By then I'd read every book in my local library on the Greek and Norse myths. I was home sick from school one day, and my parents brought me a copy of "The Mighty Thor," published by Marvel Comics. The art was weird and wonderful, and I remember staring at it, trying to comprehend whether I loved it or hated it. The story was full of all those enormous, bigger-than-life beasts I remembered from my copy of Edith Hamilton's mythology. I had always loved comics, but that copy of Thor, with its gods and monsters and lightning and drama, changed what comics could be for me.
The stories that make up the body of Greek myths are what remain of an ancient culture's deeply held beliefs. The stories of Zeus and his family are more than just entertaining yarns about giants who slice open the sky and monsters so fearsome their gaze can turn one to stone. They were, and are, an explanation of the world that that ancient culture's people saw around them: a lightning storm could only be the King of Gods hurling his thunderbolt; a volcano could only be the escaped vapors of an entombed Titan.
The Greek myths are very, very old, older than the written word. As such there is no "bible," no one set version of how events had occurred. In the ancient days, local peoples had their own stories of how things came to be. A lot of times these stories were not in agreement with each other; the Cretans claimed their land as the birthplace of Zeus, but so did the Arcadians, and the Lydians, and the Dodonans as well. Who wouldn't want to lay claim to the King of Gods? With no one source, or one bible to record them, these stories were passed down through countless ages by bards, men who told the memorized stories of the Olympians. Some of them eventually wrote down their stories, or had them transcribed, and this is how we know the names of Homer, of Hesiod, of Apollodoros.

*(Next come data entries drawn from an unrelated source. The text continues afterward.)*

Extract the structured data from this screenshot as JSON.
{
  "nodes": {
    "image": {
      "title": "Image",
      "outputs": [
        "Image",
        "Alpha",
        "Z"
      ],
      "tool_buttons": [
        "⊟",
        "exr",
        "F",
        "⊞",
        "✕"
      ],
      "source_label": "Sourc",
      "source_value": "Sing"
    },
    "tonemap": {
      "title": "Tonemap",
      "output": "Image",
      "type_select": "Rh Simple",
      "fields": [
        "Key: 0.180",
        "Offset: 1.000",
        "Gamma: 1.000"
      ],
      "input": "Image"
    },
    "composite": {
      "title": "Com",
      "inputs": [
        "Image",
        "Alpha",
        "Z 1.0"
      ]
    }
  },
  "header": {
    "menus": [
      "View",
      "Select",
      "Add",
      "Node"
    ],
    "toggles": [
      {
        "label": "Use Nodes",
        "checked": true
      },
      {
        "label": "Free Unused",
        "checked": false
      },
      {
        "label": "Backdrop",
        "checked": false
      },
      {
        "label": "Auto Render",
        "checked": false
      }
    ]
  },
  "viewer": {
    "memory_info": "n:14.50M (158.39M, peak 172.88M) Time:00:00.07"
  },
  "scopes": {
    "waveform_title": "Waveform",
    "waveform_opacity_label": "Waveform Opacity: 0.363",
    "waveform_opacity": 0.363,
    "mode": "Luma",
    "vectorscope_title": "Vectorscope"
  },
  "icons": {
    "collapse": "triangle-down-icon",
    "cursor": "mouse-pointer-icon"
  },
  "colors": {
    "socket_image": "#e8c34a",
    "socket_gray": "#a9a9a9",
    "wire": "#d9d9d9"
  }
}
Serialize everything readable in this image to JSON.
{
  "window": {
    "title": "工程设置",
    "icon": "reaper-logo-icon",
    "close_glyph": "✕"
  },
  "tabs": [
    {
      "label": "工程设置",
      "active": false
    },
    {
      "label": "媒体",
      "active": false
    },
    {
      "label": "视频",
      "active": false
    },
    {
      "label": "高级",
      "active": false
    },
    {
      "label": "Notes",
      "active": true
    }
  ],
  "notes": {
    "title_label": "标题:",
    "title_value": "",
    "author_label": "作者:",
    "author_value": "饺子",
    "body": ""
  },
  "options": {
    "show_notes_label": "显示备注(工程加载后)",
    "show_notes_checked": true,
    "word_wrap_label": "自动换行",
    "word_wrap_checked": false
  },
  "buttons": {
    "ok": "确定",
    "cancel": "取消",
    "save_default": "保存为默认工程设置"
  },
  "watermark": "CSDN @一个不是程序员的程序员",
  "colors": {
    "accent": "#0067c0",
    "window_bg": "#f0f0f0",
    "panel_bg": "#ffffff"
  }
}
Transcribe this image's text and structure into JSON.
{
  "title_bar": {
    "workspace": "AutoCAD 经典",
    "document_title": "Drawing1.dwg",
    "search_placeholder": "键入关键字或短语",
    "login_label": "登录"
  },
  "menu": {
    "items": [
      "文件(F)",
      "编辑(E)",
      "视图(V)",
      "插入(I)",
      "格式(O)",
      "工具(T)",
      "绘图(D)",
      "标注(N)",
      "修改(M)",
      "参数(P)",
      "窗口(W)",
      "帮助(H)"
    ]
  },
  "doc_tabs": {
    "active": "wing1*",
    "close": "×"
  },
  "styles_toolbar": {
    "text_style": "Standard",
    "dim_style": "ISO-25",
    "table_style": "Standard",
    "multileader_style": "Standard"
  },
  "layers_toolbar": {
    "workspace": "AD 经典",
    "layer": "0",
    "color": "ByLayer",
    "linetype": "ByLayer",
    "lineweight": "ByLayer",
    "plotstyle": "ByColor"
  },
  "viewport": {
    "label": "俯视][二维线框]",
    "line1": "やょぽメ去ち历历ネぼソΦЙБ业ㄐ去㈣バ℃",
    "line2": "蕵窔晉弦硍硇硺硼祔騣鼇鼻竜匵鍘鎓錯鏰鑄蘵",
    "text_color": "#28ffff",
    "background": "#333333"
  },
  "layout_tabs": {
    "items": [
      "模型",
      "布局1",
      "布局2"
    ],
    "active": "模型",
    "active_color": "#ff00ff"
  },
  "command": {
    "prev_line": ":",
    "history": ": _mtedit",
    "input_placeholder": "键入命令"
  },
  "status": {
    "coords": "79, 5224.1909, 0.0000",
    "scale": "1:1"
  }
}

Each of these tellers, as did each of the tellers before them, added a little something of their own to the telling. In my retellings of these stories, as the original superhero stories, I went as far back to the original sources as I could. There are many great retellings of the Greek myths available (I even recommend some elsewhere on this site) but I avoided the versions of other modern storytellers. As I added my own twists here and there, I made connections that were not so apparent before and condensed a couple of characters into one, all in the interest of creating a whole tapestry of Greek mythology. I hope you enjoy reading these stories as much as I've enjoyed creating them.